- personal interviews and counselling
- parish magazine and written communication
- planning and chairing meetings.
- It is expected that an incumbent should involve the curate in the process of planning and executing the parish strategy for mission. The incumbent should therefore spend time with the curate thinking and praying about all aspects of church life and witness. The Mission Action Plan should be a focus for this activity.
- The incumbent and curate should both be aware of arrangements for Post Ordination Training. The Bishop expects priority to be given to the Post Ordination Training arrangements by both incumbent and curate. On a Post Ordination Training day a curate should normally be free of parochial duties.
- In addition to the appraisal of an assistant’s ministry at the end of the first year, each curate will engage in an annual ministerial review which will be conducted by the Post Ordination Training Directors.
- If possible, the incumbent should visit self-supporting ministers and ministers in secular employment licensed in their parish in the workplace in order to understand and appreciate the other dimension of their ministry.
Administration and Professional Conduct
- There needs to be understanding of how the parish registers are kept and how other parish information is recorded.
- Time needs to be set aside to discuss how personal records are best kept – of people, catechetical material, liturgical material, personal reading, intercession promised.
- Correspondence on behalf of the parish should be dealt with as soon as possible – letters answered promptly, bills paid immediately.
- There should be agreement about standards of punctuality, availability, visibility (dress), loyalty and confidentiality.
Parochial Church Council
- There should be agreement about what meetings of the PCC and its committees and working parties the curate is expected to attend and the nature of the contribution expected.
- The arrangement for payment of working expenses and for repairs and decoration of the curate’s housing need to be stated and known by the clergy and the officers of the PCC.
- A minister’s manner of life should be one of Christian integrity.

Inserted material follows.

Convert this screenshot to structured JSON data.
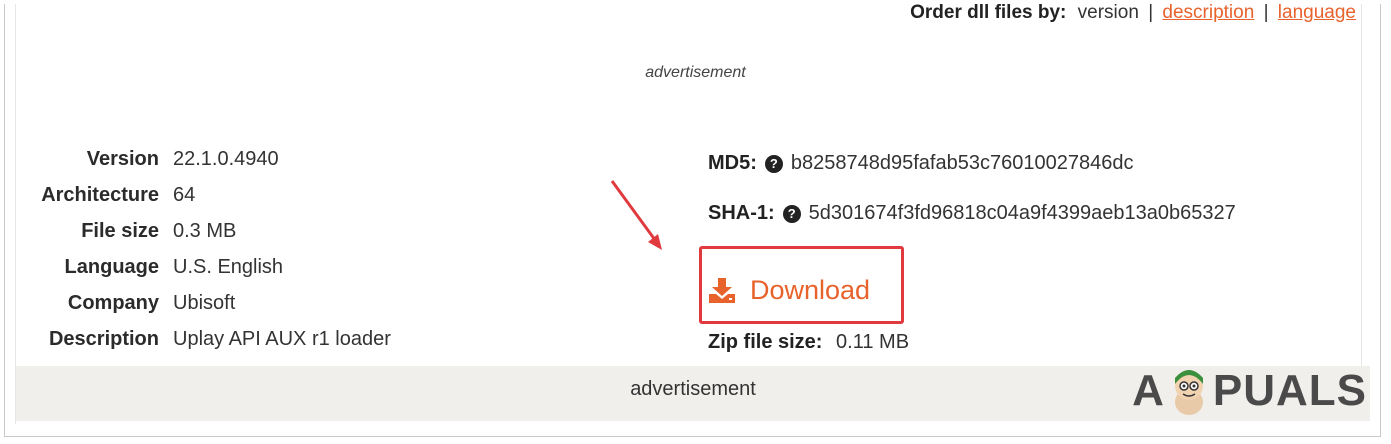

This will embrace both conduct (courtesy, honesty, financial probity) and personal and professional relationships.
- It is the incumbent’s responsibility to make sure that the curate should have
- a day off each week

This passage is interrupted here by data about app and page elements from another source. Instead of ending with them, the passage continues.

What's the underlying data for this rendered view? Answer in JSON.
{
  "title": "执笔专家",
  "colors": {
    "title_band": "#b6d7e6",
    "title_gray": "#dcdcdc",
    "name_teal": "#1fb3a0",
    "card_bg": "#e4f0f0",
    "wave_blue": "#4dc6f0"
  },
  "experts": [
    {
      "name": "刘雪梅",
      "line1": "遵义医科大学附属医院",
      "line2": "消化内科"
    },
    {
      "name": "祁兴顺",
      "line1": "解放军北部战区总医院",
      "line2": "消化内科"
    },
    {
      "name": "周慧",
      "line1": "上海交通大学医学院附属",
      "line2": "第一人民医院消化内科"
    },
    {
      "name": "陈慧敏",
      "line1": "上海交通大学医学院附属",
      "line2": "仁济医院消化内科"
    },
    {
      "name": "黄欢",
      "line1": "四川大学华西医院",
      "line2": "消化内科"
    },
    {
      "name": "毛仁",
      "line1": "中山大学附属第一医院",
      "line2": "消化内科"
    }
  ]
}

- the annual holiday entitlement for stipendiaries which is six weeks, including 6 Sundays.
- There should be time:
- for family and friends
- for reading and academic work
- for other interests.
- There needs to be clarity about if and how far the curate’s and the incumbent’s households are expected to be involved in their ministry.
3. Post Ordination Training
The primary locus of Post Ordination Training is in the parish with the training incumbent. However, this training is given a broader perspective by the training course delivered in the episcopal areas, which includes a triennial diocesan residential conference. The principles and expectations of POT are outlined the booklet Post Ordination Training in the Diocese of London. Those who in the first three years of ordination and licensing are expected to participate in the programme that is made available. In some episcopal areas Continuing Formation, a voluntary programme of support and training, is offered to those who continue as curates or assistant staff.
4. Termination of a Curate’s Appointment
Curates must give three months’ notice in writing to the Area Bishop and to the Incumbent, if they intend to relinquish their cure.
A mutual agreement between the Incumbent and the Curate that the Curate should leave the parish has to be sanctioned by the Area Bishop. An Incumbent can dismiss a Curate by applying for and obtaining the Area Bishop’s formal permission in writing, and then giving six months’ notice to the Curate. Such permission must be drawn up by the Incumbent and sent to the Area Bishop, requesting his signature. Before signing such a document, it is the Bishop’s invariable rule to communicate personally or by letter with the Curate. The Area Bishop should be consulted before any action is taken.